My two-member household is awash in a sea of technology. That’s one reason we were interested in reading Better Off by Eric Brende. A technology consumer, Brende did graduate studies at M.I.T. on technology and its effect on society. He and his wife decided to join a small community of Amish-like folks and lived for eighteen months without electricity or motors. Their experience makes interesting reading. I’m not ready to try living like the Brendes, but one question they continually asked seems to make a lot of sense for us: What is the least [technology] we need to achieve the most?

Congregations, like families, are faced each day with information about the newest and greatest technologies. How are they to decide what to adopt and what to let pass them by? Perhaps a question similar to the one Brende posed can help: Where can we get the greatest benefit for our mission and ministry using technology, and where is technology adding little or nothing to our missional progress?

The Center for Congregations has worked with over five hundred Indiana churches, parishes, and synagogues on issues related to technology. As part of that work we try to keep abreast of technology trends and what works for congregations and what doesn’t. We’ve talked to congregations still using typewriters and those who are often spoken of as national models of technological adaptation. Throughout our experiences, one theme remains: technology alone won’t revolutionize your congregation’s effectiveness. Technology-assisted processes, however, can accomplish a great deal.

Nowhere is that more evident within the religious community than with Internet-based congregation management software. For about thirty years congregation management software, or CMS, has been available. It was originally used by only the largest churches, but today most congregations have some form of database software to keep track at least of basic membership and contribution information. The traditional CMS lives on computers within the congregation’s offices. Information to and from the software is usually managed by staff or well-trained volunteers. Also for the past few years, many congregations have created their own websites and begun using electronic means to communicate with at least a segment of their congregants.

Now the lines among the traditional CMS, websites, and electronic communications are being blurred by a new product—the Web-based congregation management system. Led by companies such as Fellowship Technologies and Church Community Builder, these systems are designed to integrate a member or visitor’s interaction with the congregation’s website, electronic communication flowing both to and from staff and lay leadership, and congregation management data into one software application. This software is not purchased by the congregation. It resides on powerful computer servers owned or managed by the vendor, and the congregation pays to access their own data and to use the vendor’s software for a monthly fee.

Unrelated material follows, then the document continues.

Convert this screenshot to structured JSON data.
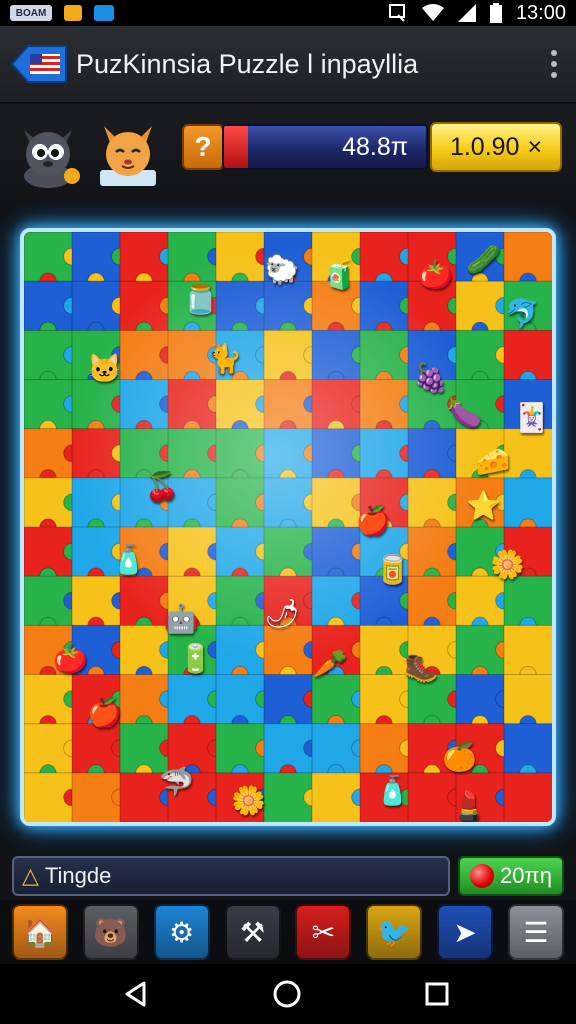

So what does this mean? One helpful phrase for this change may be “member-facing services”—that is, software designed not to be used only by a small group of trained office personnel but by anyone who encounters the congregation’s website. It means that information within the system can be accessed not just within the walls of a parish building but by staff and lay leaders wherever they are. It means that a visitor can reach your congregation’s website from a Google search, fill out a brief form requesting information about volunteering for an upcoming community service activity, register his or her child for the next month’s T-ball league, and donate to the congregation’s special appeal for flood victims. This visitor’s click on the website then processes the credit card, registers the child for the T-ball league, creates a new family sports activity record, and sends an e-mail to the appropriate staff member about volunteering. Other tools within the software can help ensure the security of children attending congregational events, enable easy communication within and among small groups, and match an individual’s spiritual gifts with volunteer opportunities.

This powerful technology can give congregations many new tools, but these tools must be accompanied by processes to move ministry and mission forward instead of simply collecting information. Does your congregation have a plan for communicating with people who volunteer or indicate a willingness to use their gifts? Have you had a discussion about the implications and costs of accepting credit cards for donations or payment? How are small-group leaders encouraged to stay in touch with the pastoral needs of their members? By investing in a Web-based system are you getting the greatest benefit for mission and ministry for the least cost?
Maybe yes, maybe no. Just keep asking the right questions. Technology is important, but it’s still more about who your congregation can be than what they can buy.

More on this topic

Mulder, Ramos and Martí: More than Simply “Not Catholic”: The Surge of Latino Protestantism in America

Lynne Baab: Why Listening Matters for Mission and Ministry Today